[Task item]
From the data, copy out every line in which the word "arrow" appears.
------ Data extract ------
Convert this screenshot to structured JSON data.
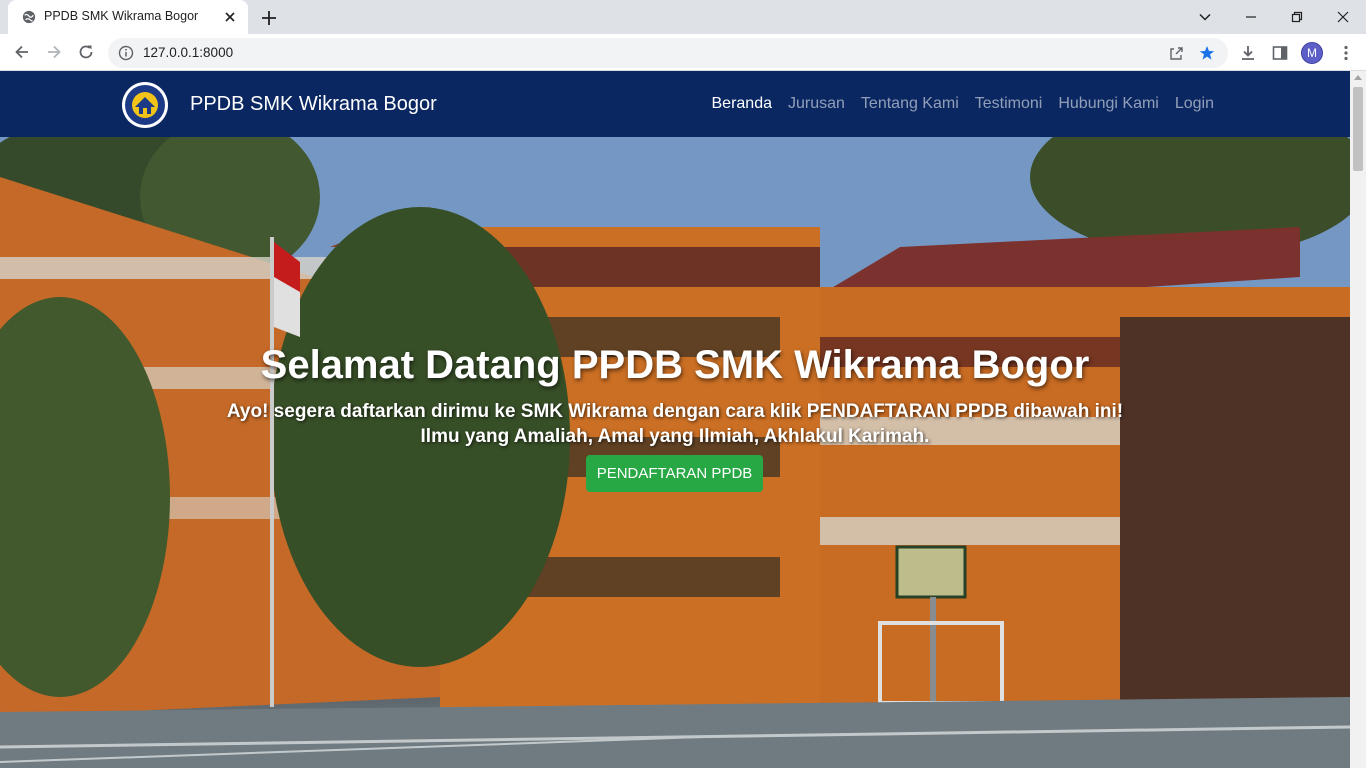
{
  "browser": {
    "tab_title": "PPDB SMK Wikrama Bogor",
    "url": "127.0.0.1:8000",
    "profile_initial": "M"
  },
  "navbar": {
    "brand": "PPDB SMK Wikrama Bogor",
    "menu": [
      {
        "label": "Beranda",
        "active": true
      },
      {
        "label": "Jurusan",
        "active": false
      },
      {
        "label": "Tentang Kami",
        "active": false
      },
      {
        "label": "Testimoni",
        "active": false
      },
      {
        "label": "Hubungi Kami",
        "active": false
      },
      {
        "label": "Login",
        "active": false
      }
    ]
  },
  "hero": {
    "title": "Selamat Datang PPDB SMK Wikrama Bogor",
    "subtitle_line1": "Ayo! segera daftarkan dirimu ke SMK Wikrama dengan cara klik PENDAFTARAN PPDB dibawah ini!",
    "subtitle_line2": "Ilmu yang Amaliah, Amal yang Ilmiah, Akhlakul Karimah.",
    "cta_label": "PENDAFTARAN PPDB"
  },
  "colors": {
    "navbar_bg": "#0a2761",
    "cta_bg": "#28a745",
    "bookmark_star": "#1a73e8"
  },
  "icons": {
    "tab_favicon": "globe-icon",
    "tab_close": "close-icon",
    "new_tab": "plus-icon",
    "back": "arrow-left-icon",
    "forward": "arrow-right-icon",
    "reload": "reload-icon",
    "site_info": "info-icon",
    "share": "share-icon",
    "bookmark": "star-icon",
    "download": "download-icon",
    "side_panel": "side-panel-icon",
    "tab_search": "chevron-down-icon",
    "minimize": "minimize-icon",
    "restore": "restore-icon",
    "close_window": "close-icon",
    "menu": "more-vert-icon"
  }
}
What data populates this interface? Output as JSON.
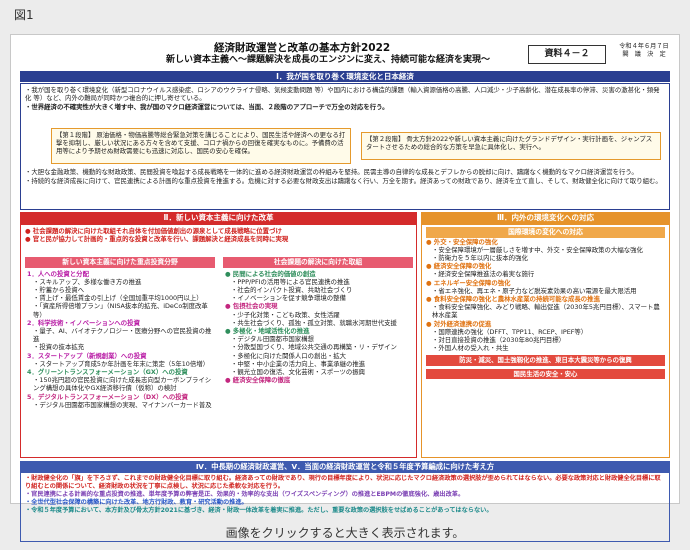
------
[Solution for this exercise]
    "back": "arrow-left-icon",
    "forward": "arrow-right-icon",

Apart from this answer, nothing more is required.